* PROBLEM DETAILS
Search the data below for the string "largo" and copy all lines where it shows up.

(DATA PROVIDED Opens)

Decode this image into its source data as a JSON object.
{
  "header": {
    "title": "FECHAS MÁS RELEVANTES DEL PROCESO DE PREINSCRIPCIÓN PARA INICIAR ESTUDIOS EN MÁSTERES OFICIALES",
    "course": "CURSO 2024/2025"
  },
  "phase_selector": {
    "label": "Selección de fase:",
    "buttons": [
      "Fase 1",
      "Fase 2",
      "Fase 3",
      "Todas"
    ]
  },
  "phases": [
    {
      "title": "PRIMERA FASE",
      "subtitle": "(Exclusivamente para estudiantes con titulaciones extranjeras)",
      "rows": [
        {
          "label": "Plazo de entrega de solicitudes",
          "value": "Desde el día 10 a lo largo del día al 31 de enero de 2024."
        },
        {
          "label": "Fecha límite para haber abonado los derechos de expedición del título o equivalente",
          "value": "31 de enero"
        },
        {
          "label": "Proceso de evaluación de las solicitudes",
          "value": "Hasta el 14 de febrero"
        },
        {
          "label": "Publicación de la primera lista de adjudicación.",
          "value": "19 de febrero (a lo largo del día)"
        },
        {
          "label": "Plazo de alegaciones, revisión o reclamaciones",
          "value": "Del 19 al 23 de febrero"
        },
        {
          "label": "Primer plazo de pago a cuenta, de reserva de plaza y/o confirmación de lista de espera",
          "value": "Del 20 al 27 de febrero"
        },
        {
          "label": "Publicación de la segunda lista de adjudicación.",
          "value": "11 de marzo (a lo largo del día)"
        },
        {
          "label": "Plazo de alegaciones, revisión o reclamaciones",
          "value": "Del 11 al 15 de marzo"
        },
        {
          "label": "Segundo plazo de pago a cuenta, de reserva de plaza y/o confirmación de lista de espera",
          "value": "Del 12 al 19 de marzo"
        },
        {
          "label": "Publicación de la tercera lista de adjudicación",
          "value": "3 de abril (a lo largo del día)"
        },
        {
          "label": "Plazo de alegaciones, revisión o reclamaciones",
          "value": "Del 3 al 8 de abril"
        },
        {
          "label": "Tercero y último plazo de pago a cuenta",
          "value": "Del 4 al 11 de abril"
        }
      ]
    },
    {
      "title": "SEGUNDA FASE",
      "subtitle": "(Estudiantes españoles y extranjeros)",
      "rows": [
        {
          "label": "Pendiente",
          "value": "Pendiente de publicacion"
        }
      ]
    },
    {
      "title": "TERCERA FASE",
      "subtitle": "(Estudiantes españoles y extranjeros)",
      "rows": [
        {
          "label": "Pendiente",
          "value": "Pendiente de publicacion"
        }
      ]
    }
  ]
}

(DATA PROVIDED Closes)

* EXPECTED ANSWER
          "value": "Desde el día 10 a lo largo del día al 31 de enero de 2024."
          "value": "19 de febrero (a lo largo del día)"
          "value": "11 de marzo (a lo largo del día)"
          "value": "3 de abril (a lo largo del día)"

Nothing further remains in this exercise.